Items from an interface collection
-----
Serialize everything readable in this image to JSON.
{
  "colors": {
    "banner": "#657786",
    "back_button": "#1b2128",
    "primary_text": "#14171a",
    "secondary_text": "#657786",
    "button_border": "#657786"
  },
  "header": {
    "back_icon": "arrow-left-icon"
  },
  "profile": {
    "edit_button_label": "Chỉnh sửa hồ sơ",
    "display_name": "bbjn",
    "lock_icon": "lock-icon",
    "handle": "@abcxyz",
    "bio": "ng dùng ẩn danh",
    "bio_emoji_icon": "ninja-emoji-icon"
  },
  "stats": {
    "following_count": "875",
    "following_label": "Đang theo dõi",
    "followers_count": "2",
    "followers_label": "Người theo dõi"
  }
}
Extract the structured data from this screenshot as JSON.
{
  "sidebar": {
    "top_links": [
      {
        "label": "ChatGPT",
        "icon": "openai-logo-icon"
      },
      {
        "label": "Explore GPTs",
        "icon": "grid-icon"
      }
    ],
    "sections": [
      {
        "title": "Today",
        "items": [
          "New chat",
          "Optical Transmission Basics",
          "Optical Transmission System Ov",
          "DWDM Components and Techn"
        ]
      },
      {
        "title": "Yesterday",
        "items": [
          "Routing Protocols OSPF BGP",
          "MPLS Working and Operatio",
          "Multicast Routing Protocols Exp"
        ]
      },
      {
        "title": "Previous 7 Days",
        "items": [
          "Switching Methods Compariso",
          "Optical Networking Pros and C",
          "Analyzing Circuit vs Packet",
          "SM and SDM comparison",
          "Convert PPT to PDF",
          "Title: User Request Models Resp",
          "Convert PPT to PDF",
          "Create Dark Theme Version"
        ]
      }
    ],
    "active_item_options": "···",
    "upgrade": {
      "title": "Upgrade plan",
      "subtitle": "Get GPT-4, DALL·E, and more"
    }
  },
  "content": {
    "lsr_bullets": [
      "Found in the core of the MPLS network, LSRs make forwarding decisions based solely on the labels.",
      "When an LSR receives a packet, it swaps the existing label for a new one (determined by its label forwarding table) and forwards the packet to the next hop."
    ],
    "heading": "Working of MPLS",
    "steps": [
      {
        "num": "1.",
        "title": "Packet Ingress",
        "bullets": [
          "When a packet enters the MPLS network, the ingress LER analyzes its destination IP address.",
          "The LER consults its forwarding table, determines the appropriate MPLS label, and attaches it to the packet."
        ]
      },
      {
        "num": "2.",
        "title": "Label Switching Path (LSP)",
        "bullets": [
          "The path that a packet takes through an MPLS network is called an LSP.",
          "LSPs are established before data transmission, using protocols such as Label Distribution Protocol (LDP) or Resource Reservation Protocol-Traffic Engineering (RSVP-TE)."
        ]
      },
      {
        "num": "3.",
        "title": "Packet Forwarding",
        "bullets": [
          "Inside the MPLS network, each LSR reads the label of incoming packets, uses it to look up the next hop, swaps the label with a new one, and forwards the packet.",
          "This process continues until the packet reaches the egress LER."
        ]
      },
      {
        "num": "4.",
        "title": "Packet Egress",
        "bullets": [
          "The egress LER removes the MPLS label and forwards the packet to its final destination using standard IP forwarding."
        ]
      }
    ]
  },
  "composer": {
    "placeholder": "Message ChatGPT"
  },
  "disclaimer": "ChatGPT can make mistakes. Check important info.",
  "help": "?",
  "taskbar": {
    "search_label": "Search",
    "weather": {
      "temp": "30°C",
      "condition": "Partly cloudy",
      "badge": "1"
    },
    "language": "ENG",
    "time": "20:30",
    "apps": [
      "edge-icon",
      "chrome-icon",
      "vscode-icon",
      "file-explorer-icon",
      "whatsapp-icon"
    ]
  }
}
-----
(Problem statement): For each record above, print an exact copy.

(Response to this exercise):
Serialize everything readable in this image to JSON.
{
  "colors": {
    "banner": "#657786",
    "back_button": "#1b2128",
    "primary_text": "#14171a",
    "secondary_text": "#657786",
    "button_border": "#657786"
  },
  "header": {
    "back_icon": "arrow-left-icon"
  },
  "profile": {
    "edit_button_label": "Chỉnh sửa hồ sơ",
    "display_name": "bbjn",
    "lock_icon": "lock-icon",
    "handle": "@abcxyz",
    "bio": "ng dùng ẩn danh",
    "bio_emoji_icon": "ninja-emoji-icon"
  },
  "stats": {
    "following_count": "875",
    "following_label": "Đang theo dõi",
    "followers_count": "2",
    "followers_label": "Người theo dõi"
  }
}
Extract the structured data from this screenshot as JSON.
{
  "sidebar": {
    "top_links": [
      {
        "label": "ChatGPT",
        "icon": "openai-logo-icon"
      },
      {
        "label": "Explore GPTs",
        "icon": "grid-icon"
      }
    ],
    "sections": [
      {
        "title": "Today",
        "items": [
          "New chat",
          "Optical Transmission Basics",
          "Optical Transmission System Ov",
          "DWDM Components and Techn"
        ]
      },
      {
        "title": "Yesterday",
        "items": [
          "Routing Protocols OSPF BGP",
          "MPLS Working and Operatio",
          "Multicast Routing Protocols Exp"
        ]
      },
      {
        "title": "Previous 7 Days",
        "items": [
          "Switching Methods Compariso",
          "Optical Networking Pros and C",
          "Analyzing Circuit vs Packet",
          "SM and SDM comparison",
          "Convert PPT to PDF",
          "Title: User Request Models Resp",
          "Convert PPT to PDF",
          "Create Dark Theme Version"
        ]
      }
    ],
    "active_item_options": "···",
    "upgrade": {
      "title": "Upgrade plan",
      "subtitle": "Get GPT-4, DALL·E, and more"
    }
  },
  "content": {
    "lsr_bullets": [
      "Found in the core of the MPLS network, LSRs make forwarding decisions based solely on the labels.",
      "When an LSR receives a packet, it swaps the existing label for a new one (determined by its label forwarding table) and forwards the packet to the next hop."
    ],
    "heading": "Working of MPLS",
    "steps": [
      {
        "num": "1.",
        "title": "Packet Ingress",
        "bullets": [
          "When a packet enters the MPLS network, the ingress LER analyzes its destination IP address.",
          "The LER consults its forwarding table, determines the appropriate MPLS label, and attaches it to the packet."
        ]
      },
      {
        "num": "2.",
        "title": "Label Switching Path (LSP)",
        "bullets": [
          "The path that a packet takes through an MPLS network is called an LSP.",
          "LSPs are established before data transmission, using protocols such as Label Distribution Protocol (LDP) or Resource Reservation Protocol-Traffic Engineering (RSVP-TE)."
        ]
      },
      {
        "num": "3.",
        "title": "Packet Forwarding",
        "bullets": [
          "Inside the MPLS network, each LSR reads the label of incoming packets, uses it to look up the next hop, swaps the label with a new one, and forwards the packet.",
          "This process continues until the packet reaches the egress LER."
        ]
      },
      {
        "num": "4.",
        "title": "Packet Egress",
        "bullets": [
          "The egress LER removes the MPLS label and forwards the packet to its final destination using standard IP forwarding."
        ]
      }
    ]
  },
  "composer": {
    "placeholder": "Message ChatGPT"
  },
  "disclaimer": "ChatGPT can make mistakes. Check important info.",
  "help": "?",
  "taskbar": {
    "search_label": "Search",
    "weather": {
      "temp": "30°C",
      "condition": "Partly cloudy",
      "badge": "1"
    },
    "language": "ENG",
    "time": "20:30",
    "apps": [
      "edge-icon",
      "chrome-icon",
      "vscode-icon",
      "file-explorer-icon",
      "whatsapp-icon"
    ]
  }
}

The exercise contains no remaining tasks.